- [Records to use]
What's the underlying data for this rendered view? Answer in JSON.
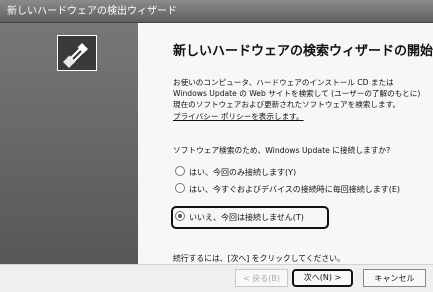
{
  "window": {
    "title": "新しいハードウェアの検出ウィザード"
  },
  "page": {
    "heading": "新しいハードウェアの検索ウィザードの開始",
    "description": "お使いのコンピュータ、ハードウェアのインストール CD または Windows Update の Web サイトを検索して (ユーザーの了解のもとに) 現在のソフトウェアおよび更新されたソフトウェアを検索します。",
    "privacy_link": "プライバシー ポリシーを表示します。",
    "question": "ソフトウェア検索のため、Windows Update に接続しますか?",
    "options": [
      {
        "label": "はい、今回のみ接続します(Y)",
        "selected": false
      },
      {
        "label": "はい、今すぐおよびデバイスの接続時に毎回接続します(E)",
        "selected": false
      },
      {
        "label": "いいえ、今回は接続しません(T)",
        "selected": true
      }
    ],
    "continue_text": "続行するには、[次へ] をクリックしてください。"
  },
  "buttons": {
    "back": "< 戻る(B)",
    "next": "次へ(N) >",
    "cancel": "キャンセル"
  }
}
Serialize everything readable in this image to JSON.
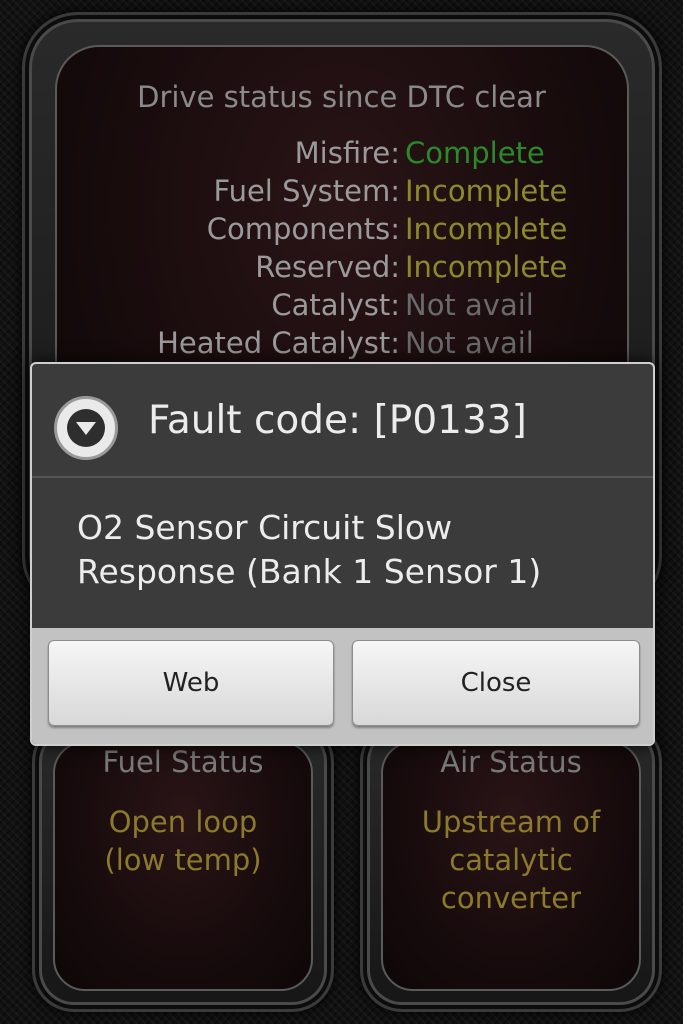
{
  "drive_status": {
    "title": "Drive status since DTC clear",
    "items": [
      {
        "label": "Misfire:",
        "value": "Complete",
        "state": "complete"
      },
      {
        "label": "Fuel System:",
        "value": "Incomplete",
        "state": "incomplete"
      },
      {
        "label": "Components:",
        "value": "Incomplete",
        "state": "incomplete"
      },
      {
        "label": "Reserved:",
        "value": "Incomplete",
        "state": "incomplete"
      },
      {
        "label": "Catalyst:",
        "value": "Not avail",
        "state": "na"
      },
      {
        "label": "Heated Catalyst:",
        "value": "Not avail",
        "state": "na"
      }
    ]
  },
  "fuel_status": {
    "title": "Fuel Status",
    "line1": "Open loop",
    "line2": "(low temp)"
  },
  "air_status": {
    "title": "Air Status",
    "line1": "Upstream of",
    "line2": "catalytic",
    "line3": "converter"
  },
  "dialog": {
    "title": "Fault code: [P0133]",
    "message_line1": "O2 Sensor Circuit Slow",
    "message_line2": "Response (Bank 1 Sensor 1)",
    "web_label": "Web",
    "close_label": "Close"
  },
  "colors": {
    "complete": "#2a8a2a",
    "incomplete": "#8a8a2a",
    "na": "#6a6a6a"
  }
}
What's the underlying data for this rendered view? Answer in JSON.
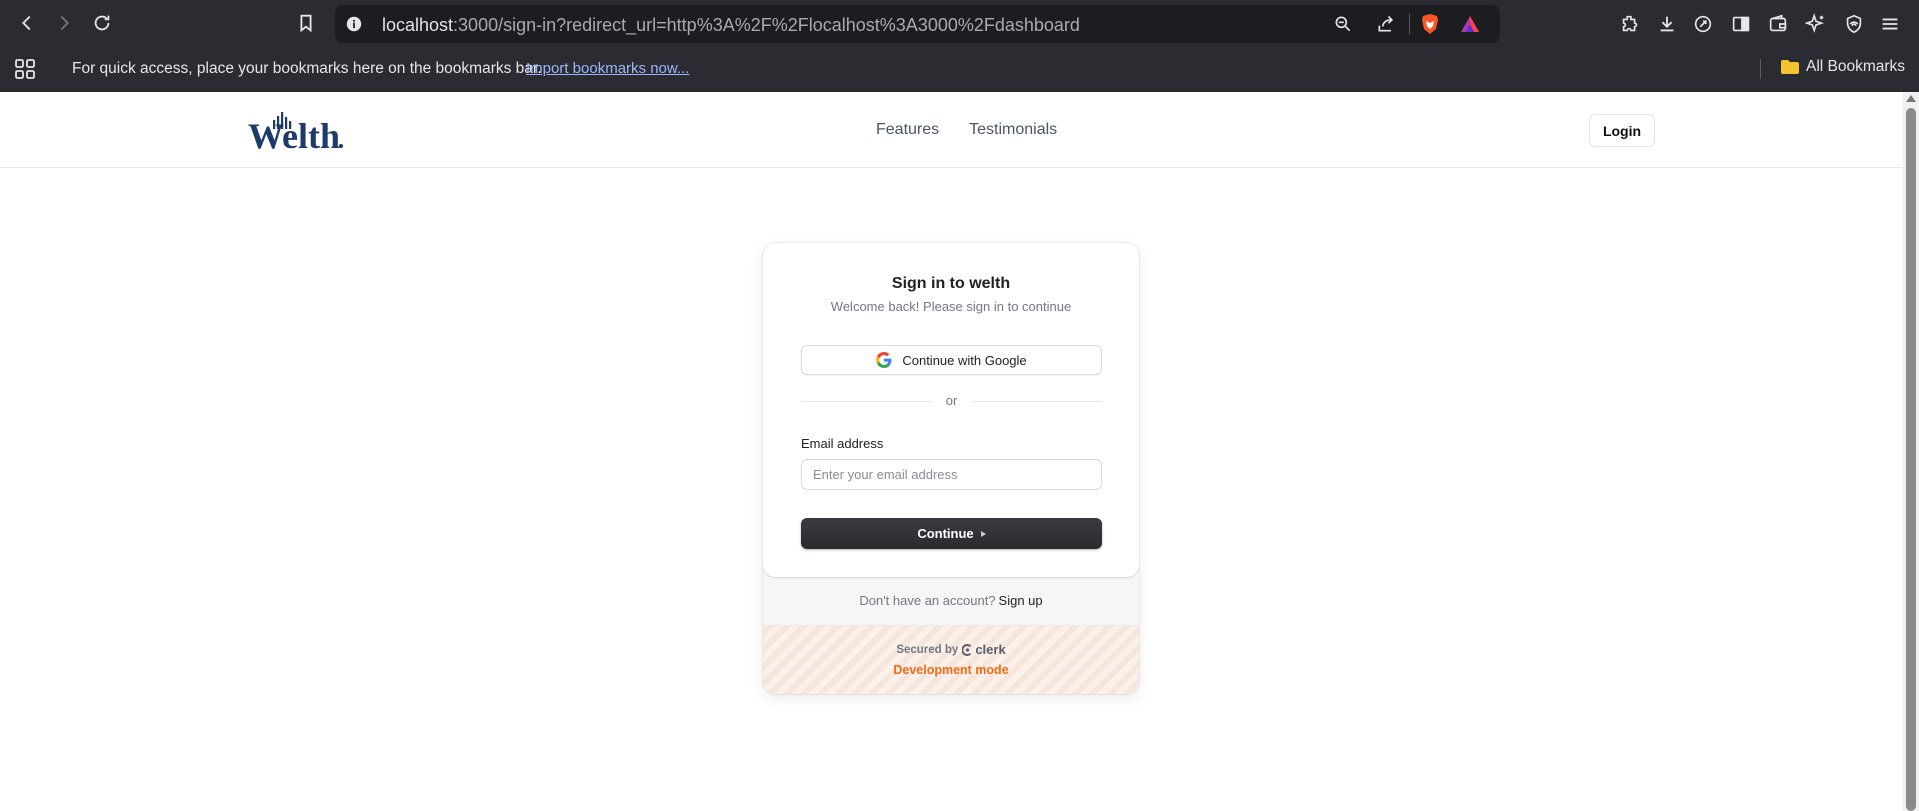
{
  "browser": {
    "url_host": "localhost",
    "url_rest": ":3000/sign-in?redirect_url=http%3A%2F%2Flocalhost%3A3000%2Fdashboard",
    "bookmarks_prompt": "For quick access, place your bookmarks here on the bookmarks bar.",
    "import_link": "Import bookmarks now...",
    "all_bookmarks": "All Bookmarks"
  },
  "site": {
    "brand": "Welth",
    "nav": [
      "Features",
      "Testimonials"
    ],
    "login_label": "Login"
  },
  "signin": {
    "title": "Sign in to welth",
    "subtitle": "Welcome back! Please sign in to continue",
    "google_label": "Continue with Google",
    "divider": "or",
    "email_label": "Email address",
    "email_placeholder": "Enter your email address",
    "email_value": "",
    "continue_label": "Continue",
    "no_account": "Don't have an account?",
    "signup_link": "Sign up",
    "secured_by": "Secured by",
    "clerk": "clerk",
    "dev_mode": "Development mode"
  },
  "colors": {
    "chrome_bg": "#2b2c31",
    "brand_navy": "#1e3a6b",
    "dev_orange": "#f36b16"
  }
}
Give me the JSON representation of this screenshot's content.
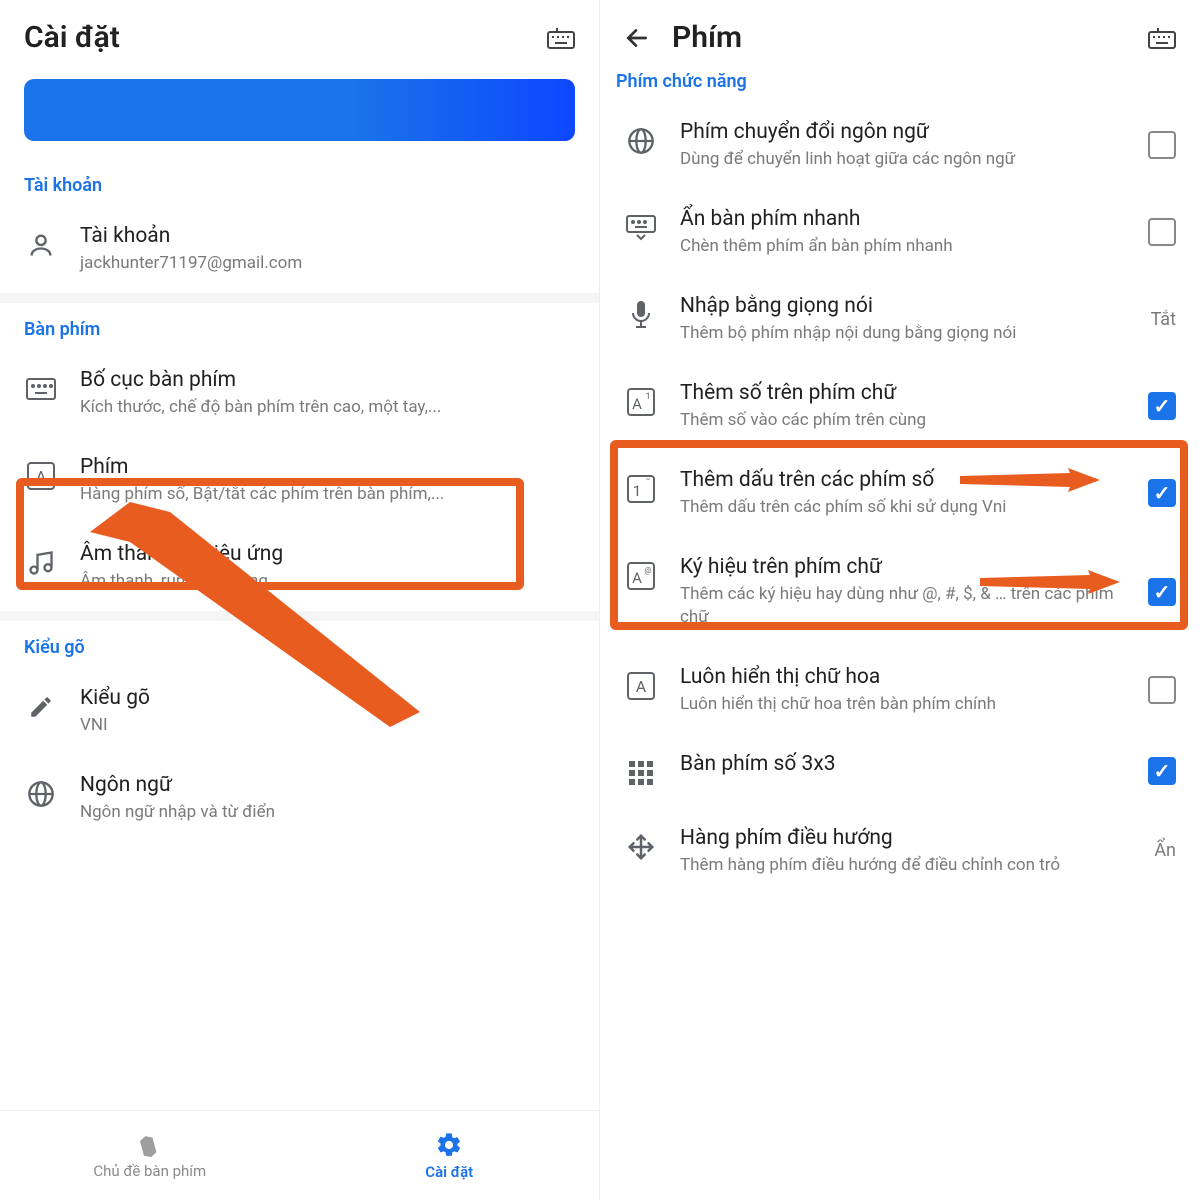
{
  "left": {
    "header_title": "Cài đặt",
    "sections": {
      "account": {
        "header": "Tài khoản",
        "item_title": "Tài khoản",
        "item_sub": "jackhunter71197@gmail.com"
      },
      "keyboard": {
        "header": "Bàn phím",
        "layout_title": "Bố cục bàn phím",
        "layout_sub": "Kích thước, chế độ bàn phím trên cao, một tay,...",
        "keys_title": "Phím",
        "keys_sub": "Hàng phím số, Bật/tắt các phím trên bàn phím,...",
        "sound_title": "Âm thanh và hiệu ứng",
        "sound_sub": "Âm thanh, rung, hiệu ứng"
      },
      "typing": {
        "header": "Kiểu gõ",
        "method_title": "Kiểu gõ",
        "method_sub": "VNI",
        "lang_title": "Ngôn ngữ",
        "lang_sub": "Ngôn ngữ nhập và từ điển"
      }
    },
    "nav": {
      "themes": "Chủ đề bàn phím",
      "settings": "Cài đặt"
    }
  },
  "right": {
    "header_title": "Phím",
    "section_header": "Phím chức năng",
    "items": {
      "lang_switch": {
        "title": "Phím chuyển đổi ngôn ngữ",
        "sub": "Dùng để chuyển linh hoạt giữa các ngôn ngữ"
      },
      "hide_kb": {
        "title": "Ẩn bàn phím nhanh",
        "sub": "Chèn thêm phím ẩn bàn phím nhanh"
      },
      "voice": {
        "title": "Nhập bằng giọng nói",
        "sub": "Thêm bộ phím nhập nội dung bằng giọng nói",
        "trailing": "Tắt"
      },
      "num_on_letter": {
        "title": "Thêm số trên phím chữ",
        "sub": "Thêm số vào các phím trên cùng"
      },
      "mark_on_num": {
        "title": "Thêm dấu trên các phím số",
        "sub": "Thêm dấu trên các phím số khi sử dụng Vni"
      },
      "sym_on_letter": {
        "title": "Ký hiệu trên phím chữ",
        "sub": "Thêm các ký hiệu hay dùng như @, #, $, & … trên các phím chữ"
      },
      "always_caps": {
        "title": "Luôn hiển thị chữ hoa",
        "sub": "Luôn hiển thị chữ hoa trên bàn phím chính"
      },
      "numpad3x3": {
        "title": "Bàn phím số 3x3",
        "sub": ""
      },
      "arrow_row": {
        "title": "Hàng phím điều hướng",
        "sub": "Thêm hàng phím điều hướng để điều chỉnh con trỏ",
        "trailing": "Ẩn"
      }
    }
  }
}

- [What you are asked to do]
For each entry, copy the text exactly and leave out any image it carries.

- [Solution for this exercise]
What's the underlying data for this rendered view? Answer in JSON.
{
  "window": {
    "title": "新しいハードウェアの検出ウィザード"
  },
  "page": {
    "heading": "新しいハードウェアの検索ウィザードの開始",
    "description": "お使いのコンピュータ、ハードウェアのインストール CD または Windows Update の Web サイトを検索して (ユーザーの了解のもとに) 現在のソフトウェアおよび更新されたソフトウェアを検索します。",
    "privacy_link": "プライバシー ポリシーを表示します。",
    "question": "ソフトウェア検索のため、Windows Update に接続しますか?",
    "options": [
      {
        "label": "はい、今回のみ接続します(Y)",
        "selected": false
      },
      {
        "label": "はい、今すぐおよびデバイスの接続時に毎回接続します(E)",
        "selected": false
      },
      {
        "label": "いいえ、今回は接続しません(T)",
        "selected": true
      }
    ],
    "continue_text": "続行するには、[次へ] をクリックしてください。"
  },
  "buttons": {
    "back": "< 戻る(B)",
    "next": "次へ(N) >",
    "cancel": "キャンセル"
  }
}
Serialize everything readable in this image to JSON.
{
  "drive_status": {
    "title": "Drive status since DTC clear",
    "items": [
      {
        "label": "Misfire:",
        "value": "Complete",
        "state": "complete"
      },
      {
        "label": "Fuel System:",
        "value": "Incomplete",
        "state": "incomplete"
      },
      {
        "label": "Components:",
        "value": "Incomplete",
        "state": "incomplete"
      },
      {
        "label": "Reserved:",
        "value": "Incomplete",
        "state": "incomplete"
      },
      {
        "label": "Catalyst:",
        "value": "Not avail",
        "state": "na"
      },
      {
        "label": "Heated Catalyst:",
        "value": "Not avail",
        "state": "na"
      }
    ]
  },
  "fuel_status": {
    "title": "Fuel Status",
    "line1": "Open loop",
    "line2": "(low temp)"
  },
  "air_status": {
    "title": "Air Status",
    "line1": "Upstream of",
    "line2": "catalytic",
    "line3": "converter"
  },
  "dialog": {
    "title": "Fault code: [P0133]",
    "message_line1": "O2 Sensor Circuit Slow",
    "message_line2": "Response (Bank 1 Sensor 1)",
    "web_label": "Web",
    "close_label": "Close"
  },
  "colors": {
    "complete": "#2a8a2a",
    "incomplete": "#8a8a2a",
    "na": "#6a6a6a"
  }
}
What's the underlying data for this rendered view? Answer in JSON.
{
  "browser": {
    "url_host": "localhost",
    "url_rest": ":3000/sign-in?redirect_url=http%3A%2F%2Flocalhost%3A3000%2Fdashboard",
    "bookmarks_prompt": "For quick access, place your bookmarks here on the bookmarks bar.",
    "import_link": "Import bookmarks now...",
    "all_bookmarks": "All Bookmarks"
  },
  "site": {
    "brand": "Welth",
    "nav": [
      "Features",
      "Testimonials"
    ],
    "login_label": "Login"
  },
  "signin": {
    "title": "Sign in to welth",
    "subtitle": "Welcome back! Please sign in to continue",
    "google_label": "Continue with Google",
    "divider": "or",
    "email_label": "Email address",
    "email_placeholder": "Enter your email address",
    "email_value": "",
    "continue_label": "Continue",
    "no_account": "Don't have an account?",
    "signup_link": "Sign up",
    "secured_by": "Secured by",
    "clerk": "clerk",
    "dev_mode": "Development mode"
  },
  "colors": {
    "chrome_bg": "#2b2c31",
    "brand_navy": "#1e3a6b",
    "dev_orange": "#f36b16"
  }
}
Give me the JSON representation of this screenshot's content.
{
  "left": {
    "header_title": "Cài đặt",
    "sections": {
      "account": {
        "header": "Tài khoản",
        "item_title": "Tài khoản",
        "item_sub": "jackhunter71197@gmail.com"
      },
      "keyboard": {
        "header": "Bàn phím",
        "layout_title": "Bố cục bàn phím",
        "layout_sub": "Kích thước, chế độ bàn phím trên cao, một tay,...",
        "keys_title": "Phím",
        "keys_sub": "Hàng phím số, Bật/tắt các phím trên bàn phím,...",
        "sound_title": "Âm thanh và hiệu ứng",
        "sound_sub": "Âm thanh, rung, hiệu ứng"
      },
      "typing": {
        "header": "Kiểu gõ",
        "method_title": "Kiểu gõ",
        "method_sub": "VNI",
        "lang_title": "Ngôn ngữ",
        "lang_sub": "Ngôn ngữ nhập và từ điển"
      }
    },
    "nav": {
      "themes": "Chủ đề bàn phím",
      "settings": "Cài đặt"
    }
  },
  "right": {
    "header_title": "Phím",
    "section_header": "Phím chức năng",
    "items": {
      "lang_switch": {
        "title": "Phím chuyển đổi ngôn ngữ",
        "sub": "Dùng để chuyển linh hoạt giữa các ngôn ngữ"
      },
      "hide_kb": {
        "title": "Ẩn bàn phím nhanh",
        "sub": "Chèn thêm phím ẩn bàn phím nhanh"
      },
      "voice": {
        "title": "Nhập bằng giọng nói",
        "sub": "Thêm bộ phím nhập nội dung bằng giọng nói",
        "trailing": "Tắt"
      },
      "num_on_letter": {
        "title": "Thêm số trên phím chữ",
        "sub": "Thêm số vào các phím trên cùng"
      },
      "mark_on_num": {
        "title": "Thêm dấu trên các phím số",
        "sub": "Thêm dấu trên các phím số khi sử dụng Vni"
      },
      "sym_on_letter": {
        "title": "Ký hiệu trên phím chữ",
        "sub": "Thêm các ký hiệu hay dùng như @, #, $, & … trên các phím chữ"
      },
      "always_caps": {
        "title": "Luôn hiển thị chữ hoa",
        "sub": "Luôn hiển thị chữ hoa trên bàn phím chính"
      },
      "numpad3x3": {
        "title": "Bàn phím số 3x3",
        "sub": ""
      },
      "arrow_row": {
        "title": "Hàng phím điều hướng",
        "sub": "Thêm hàng phím điều hướng để điều chỉnh con trỏ",
        "trailing": "Ẩn"
      }
    }
  }
}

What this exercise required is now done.